#### Exercise:
Below are the records; reproduce all of them exactly but without any images.

++++++++++

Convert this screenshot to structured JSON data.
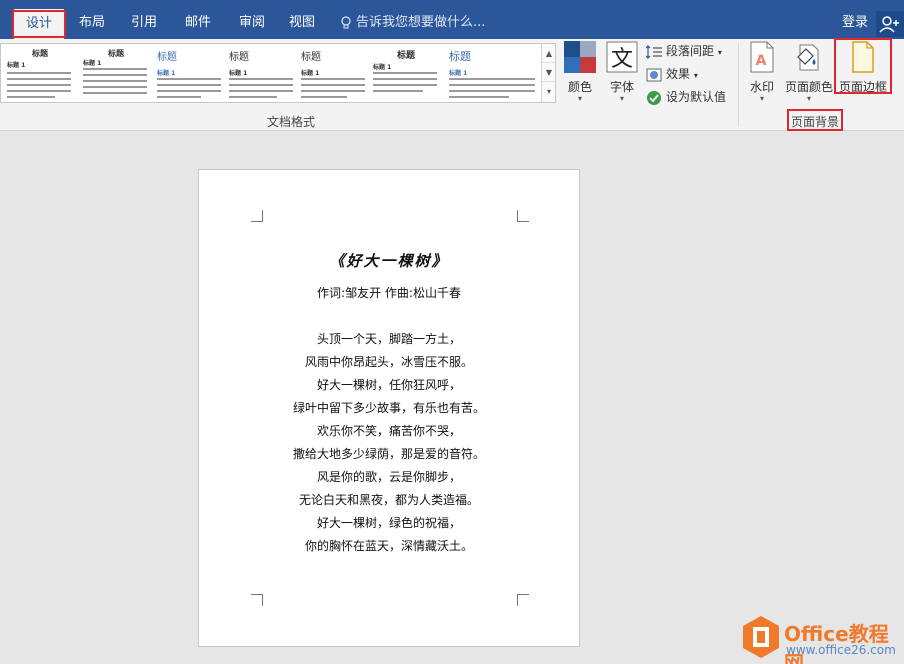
{
  "tabs": [
    {
      "label": "设计",
      "active": true
    },
    {
      "label": "布局",
      "active": false
    },
    {
      "label": "引用",
      "active": false
    },
    {
      "label": "邮件",
      "active": false
    },
    {
      "label": "审阅",
      "active": false
    },
    {
      "label": "视图",
      "active": false
    }
  ],
  "tell_me": "告诉我您想要做什么...",
  "login": "登录",
  "gallery": {
    "thumbs": [
      {
        "title": "标题",
        "heading": "标题 1"
      },
      {
        "title": "标题",
        "heading": "标题 1"
      },
      {
        "title": "标题",
        "heading": "标题 1"
      },
      {
        "title": "标题",
        "heading": "标题 1"
      },
      {
        "title": "标题",
        "heading": "标题 1"
      },
      {
        "title": "标题",
        "heading": "标题 1"
      },
      {
        "title": "标题",
        "heading": "标题 1"
      }
    ]
  },
  "groups": {
    "doc_format": "文档格式",
    "page_background": "页面背景"
  },
  "buttons": {
    "colors": "颜色",
    "fonts": "字体",
    "paragraph_spacing": "段落间距",
    "effects": "效果",
    "set_default": "设为默认值",
    "watermark": "水印",
    "page_color": "页面颜色",
    "page_borders": "页面边框"
  },
  "document": {
    "title": "《好大一棵树》",
    "credits": "作词:邹友开    作曲:松山千春",
    "lyrics": [
      "头顶一个天，脚踏一方土，",
      "风雨中你昂起头，冰雪压不服。",
      "好大一棵树，任你狂风呼，",
      "绿叶中留下多少故事，有乐也有苦。",
      "欢乐你不笑，痛苦你不哭，",
      "撒给大地多少绿荫，那是爱的音符。",
      "风是你的歌，云是你脚步，",
      "无论白天和黑夜，都为人类造福。",
      "好大一棵树，绿色的祝福，",
      "你的胸怀在蓝天，深情藏沃土。"
    ]
  },
  "watermark": {
    "name": "Office教程网",
    "url": "www.office26.com"
  },
  "colors": {
    "ribbon_blue": "#2b579a",
    "highlight_red": "#e0262e",
    "logo_orange": "#f0792b"
  }
}
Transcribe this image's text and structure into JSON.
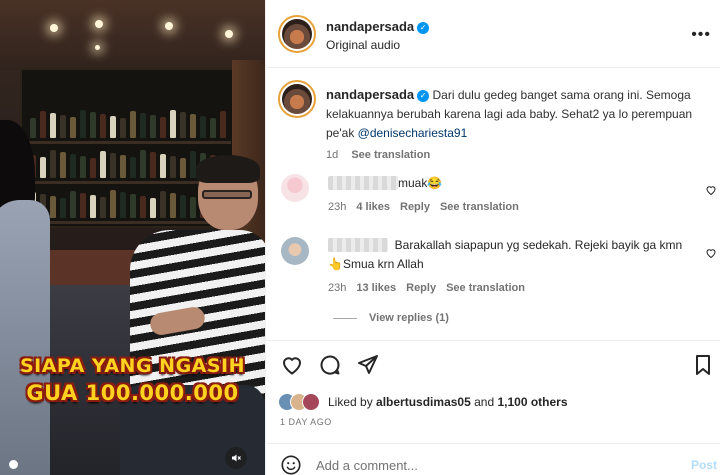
{
  "video": {
    "caption_line1": "SIAPA YANG NGASIH",
    "caption_line2": "GUA 100.000.000",
    "mute_icon": "speaker-muted-icon"
  },
  "header": {
    "username": "nandapersada",
    "verified": true,
    "subtitle": "Original audio",
    "more_icon": "more-horizontal-icon"
  },
  "caption": {
    "username": "nandapersada",
    "text": "Dari dulu gedeg banget sama orang ini. Semoga kelakuannya berubah karena lagi ada baby. Sehat2 ya lo perempuan pe'ak",
    "mention": "@denisechariesta91",
    "time": "1d",
    "see_translation": "See translation"
  },
  "comments": [
    {
      "text": "muak😂",
      "time": "23h",
      "likes": "4 likes",
      "reply": "Reply",
      "see_translation": "See translation"
    },
    {
      "text": "Barakallah siapapun yg sedekah. Rejeki bayik ga kmn👆Smua krn Allah",
      "time": "23h",
      "likes": "13 likes",
      "reply": "Reply",
      "see_translation": "See translation",
      "view_replies": "View replies (1)"
    }
  ],
  "actions": {
    "icons": [
      "heart-icon",
      "comment-icon",
      "share-icon",
      "bookmark-icon"
    ],
    "liked_by_prefix": "Liked by",
    "liked_by_user": "albertusdimas05",
    "liked_by_and": "and",
    "liked_by_others": "1,100 others",
    "date": "1 DAY AGO"
  },
  "add_comment": {
    "placeholder": "Add a comment...",
    "post_label": "Post"
  },
  "colors": {
    "accent": "#0095f6",
    "mention": "#00376b",
    "muted": "#737373",
    "caption_yellow": "#ffd21f"
  }
}
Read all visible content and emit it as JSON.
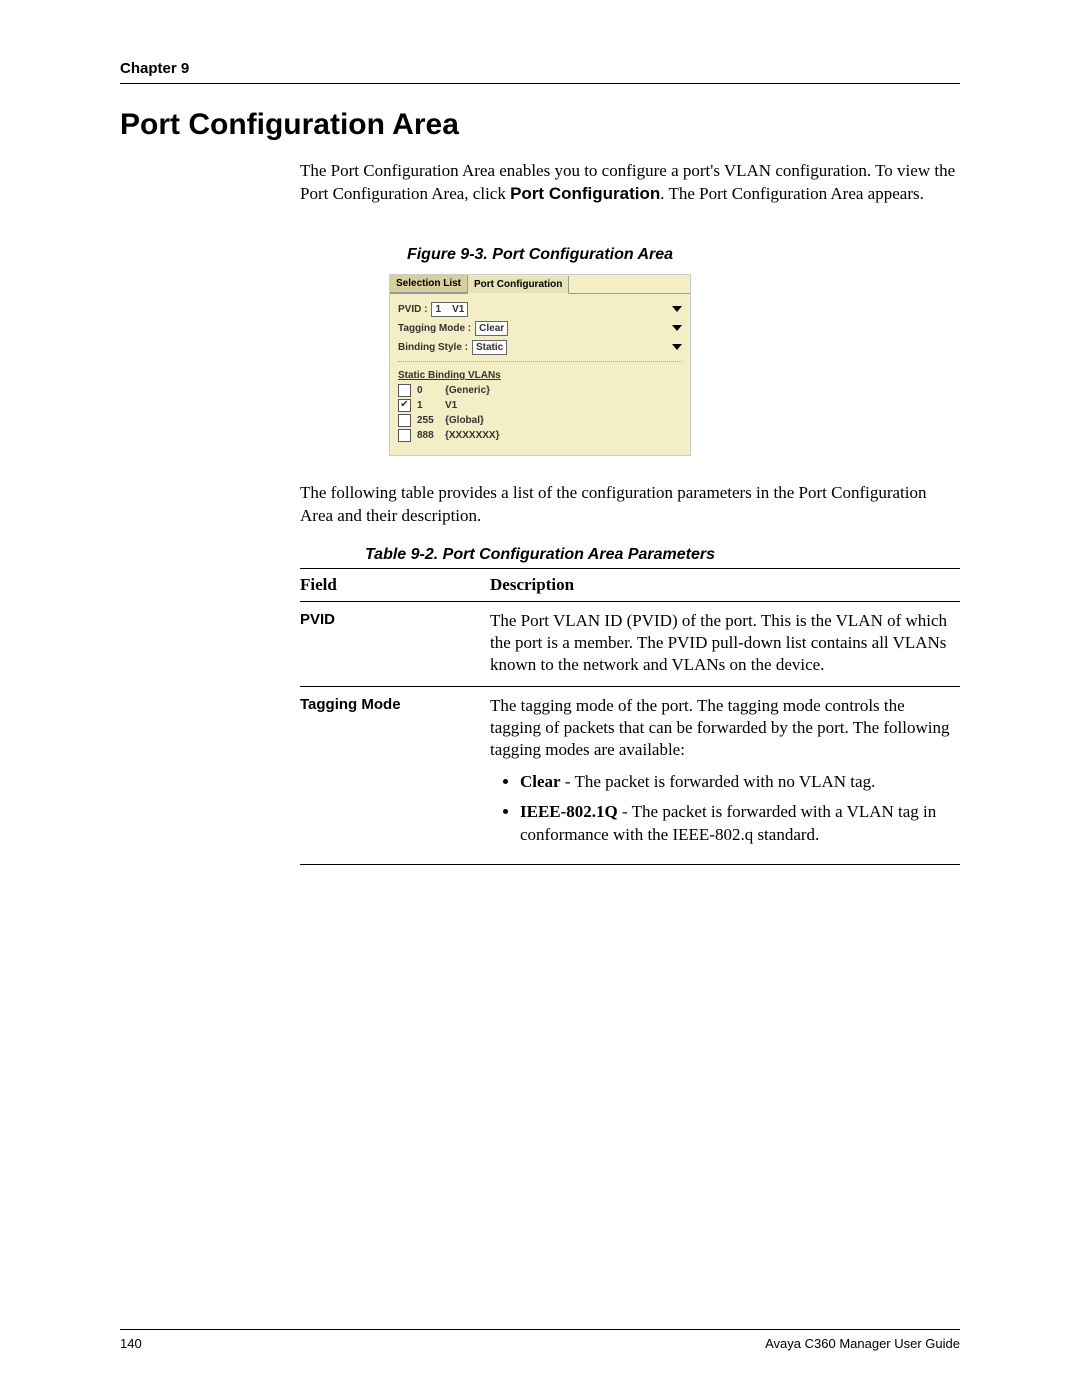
{
  "header": {
    "chapter": "Chapter 9"
  },
  "title": "Port Configuration Area",
  "intro": {
    "p1a": "The Port Configuration Area enables you to configure a port's VLAN configuration. To view the Port Configuration Area, click ",
    "bold": "Port Configuration",
    "p1b": ". The Port Configuration Area appears."
  },
  "figure": {
    "caption": "Figure 9-3. Port Configuration Area",
    "tabs": {
      "left": "Selection List",
      "right": "Port Configuration"
    },
    "pvid_label": "PVID :",
    "pvid_value": "1    V1",
    "tagging_label": "Tagging Mode :",
    "tagging_value": "Clear",
    "binding_label": "Binding Style :",
    "binding_value": "Static",
    "static_header": "Static Binding VLANs",
    "rows": [
      {
        "checked": false,
        "id": "0",
        "name": "{Generic}"
      },
      {
        "checked": true,
        "id": "1",
        "name": "V1"
      },
      {
        "checked": false,
        "id": "255",
        "name": "{Global}"
      },
      {
        "checked": false,
        "id": "888",
        "name": "{XXXXXXX}"
      }
    ]
  },
  "after_figure": "The following table provides a list of the configuration parameters in the Port Configuration Area and their description.",
  "table": {
    "caption": "Table 9-2. Port Configuration Area Parameters",
    "head_field": "Field",
    "head_desc": "Description",
    "rows": [
      {
        "field": "PVID",
        "desc": "The Port VLAN ID (PVID) of the port. This is the VLAN of which the port is a member. The PVID pull-down list contains all VLANs known to the network and VLANs on the device."
      },
      {
        "field": "Tagging Mode",
        "desc": "The tagging mode of the port. The tagging mode controls the tagging of packets that can be forwarded by the port. The following tagging modes are available:",
        "bullets": [
          {
            "b": "Clear",
            "t": " - The packet is forwarded with no VLAN tag."
          },
          {
            "b": "IEEE-802.1Q",
            "t": " - The packet is forwarded with a VLAN tag in conformance with the IEEE-802.q standard."
          }
        ]
      }
    ]
  },
  "footer": {
    "page": "140",
    "guide": "Avaya C360 Manager User Guide"
  }
}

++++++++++

#### Written response:
Convert this screenshot to structured JSON data.
{
  "tabs": [
    {
      "label": "设计",
      "active": true
    },
    {
      "label": "布局",
      "active": false
    },
    {
      "label": "引用",
      "active": false
    },
    {
      "label": "邮件",
      "active": false
    },
    {
      "label": "审阅",
      "active": false
    },
    {
      "label": "视图",
      "active": false
    }
  ],
  "tell_me": "告诉我您想要做什么...",
  "login": "登录",
  "gallery": {
    "thumbs": [
      {
        "title": "标题",
        "heading": "标题 1"
      },
      {
        "title": "标题",
        "heading": "标题 1"
      },
      {
        "title": "标题",
        "heading": "标题 1"
      },
      {
        "title": "标题",
        "heading": "标题 1"
      },
      {
        "title": "标题",
        "heading": "标题 1"
      },
      {
        "title": "标题",
        "heading": "标题 1"
      },
      {
        "title": "标题",
        "heading": "标题 1"
      }
    ]
  },
  "groups": {
    "doc_format": "文档格式",
    "page_background": "页面背景"
  },
  "buttons": {
    "colors": "颜色",
    "fonts": "字体",
    "paragraph_spacing": "段落间距",
    "effects": "效果",
    "set_default": "设为默认值",
    "watermark": "水印",
    "page_color": "页面颜色",
    "page_borders": "页面边框"
  },
  "document": {
    "title": "《好大一棵树》",
    "credits": "作词:邹友开    作曲:松山千春",
    "lyrics": [
      "头顶一个天，脚踏一方土，",
      "风雨中你昂起头，冰雪压不服。",
      "好大一棵树，任你狂风呼，",
      "绿叶中留下多少故事，有乐也有苦。",
      "欢乐你不笑，痛苦你不哭，",
      "撒给大地多少绿荫，那是爱的音符。",
      "风是你的歌，云是你脚步，",
      "无论白天和黑夜，都为人类造福。",
      "好大一棵树，绿色的祝福，",
      "你的胸怀在蓝天，深情藏沃土。"
    ]
  },
  "watermark": {
    "name": "Office教程网",
    "url": "www.office26.com"
  },
  "colors": {
    "ribbon_blue": "#2b579a",
    "highlight_red": "#e0262e",
    "logo_orange": "#f0792b"
  }
}
Transcribe this image's text and structure into JSON.
{
  "video": {
    "caption_line1": "SIAPA YANG NGASIH",
    "caption_line2": "GUA 100.000.000",
    "mute_icon": "speaker-muted-icon"
  },
  "header": {
    "username": "nandapersada",
    "verified": true,
    "subtitle": "Original audio",
    "more_icon": "more-horizontal-icon"
  },
  "caption": {
    "username": "nandapersada",
    "text": "Dari dulu gedeg banget sama orang ini. Semoga kelakuannya berubah karena lagi ada baby. Sehat2 ya lo perempuan pe'ak",
    "mention": "@denisechariesta91",
    "time": "1d",
    "see_translation": "See translation"
  },
  "comments": [
    {
      "text": "muak😂",
      "time": "23h",
      "likes": "4 likes",
      "reply": "Reply",
      "see_translation": "See translation"
    },
    {
      "text": "Barakallah siapapun yg sedekah. Rejeki bayik ga kmn👆Smua krn Allah",
      "time": "23h",
      "likes": "13 likes",
      "reply": "Reply",
      "see_translation": "See translation",
      "view_replies": "View replies (1)"
    }
  ],
  "actions": {
    "icons": [
      "heart-icon",
      "comment-icon",
      "share-icon",
      "bookmark-icon"
    ],
    "liked_by_prefix": "Liked by",
    "liked_by_user": "albertusdimas05",
    "liked_by_and": "and",
    "liked_by_others": "1,100 others",
    "date": "1 DAY AGO"
  },
  "add_comment": {
    "placeholder": "Add a comment...",
    "post_label": "Post"
  },
  "colors": {
    "accent": "#0095f6",
    "mention": "#00376b",
    "muted": "#737373",
    "caption_yellow": "#ffd21f"
  }
}
Read all visible content and emit it as JSON.
{
  "header": {
    "chapter": "Chapter 9"
  },
  "title": "Port Configuration Area",
  "intro": {
    "p1a": "The Port Configuration Area enables you to configure a port's VLAN configuration. To view the Port Configuration Area, click ",
    "bold": "Port Configuration",
    "p1b": ". The Port Configuration Area appears."
  },
  "figure": {
    "caption": "Figure 9-3. Port Configuration Area",
    "tabs": {
      "left": "Selection List",
      "right": "Port Configuration"
    },
    "pvid_label": "PVID :",
    "pvid_value": "1    V1",
    "tagging_label": "Tagging Mode :",
    "tagging_value": "Clear",
    "binding_label": "Binding Style :",
    "binding_value": "Static",
    "static_header": "Static Binding VLANs",
    "rows": [
      {
        "checked": false,
        "id": "0",
        "name": "{Generic}"
      },
      {
        "checked": true,
        "id": "1",
        "name": "V1"
      },
      {
        "checked": false,
        "id": "255",
        "name": "{Global}"
      },
      {
        "checked": false,
        "id": "888",
        "name": "{XXXXXXX}"
      }
    ]
  },
  "after_figure": "The following table provides a list of the configuration parameters in the Port Configuration Area and their description.",
  "table": {
    "caption": "Table 9-2. Port Configuration Area Parameters",
    "head_field": "Field",
    "head_desc": "Description",
    "rows": [
      {
        "field": "PVID",
        "desc": "The Port VLAN ID (PVID) of the port. This is the VLAN of which the port is a member. The PVID pull-down list contains all VLANs known to the network and VLANs on the device."
      },
      {
        "field": "Tagging Mode",
        "desc": "The tagging mode of the port. The tagging mode controls the tagging of packets that can be forwarded by the port. The following tagging modes are available:",
        "bullets": [
          {
            "b": "Clear",
            "t": " - The packet is forwarded with no VLAN tag."
          },
          {
            "b": "IEEE-802.1Q",
            "t": " - The packet is forwarded with a VLAN tag in conformance with the IEEE-802.q standard."
          }
        ]
      }
    ]
  },
  "footer": {
    "page": "140",
    "guide": "Avaya C360 Manager User Guide"
  }
}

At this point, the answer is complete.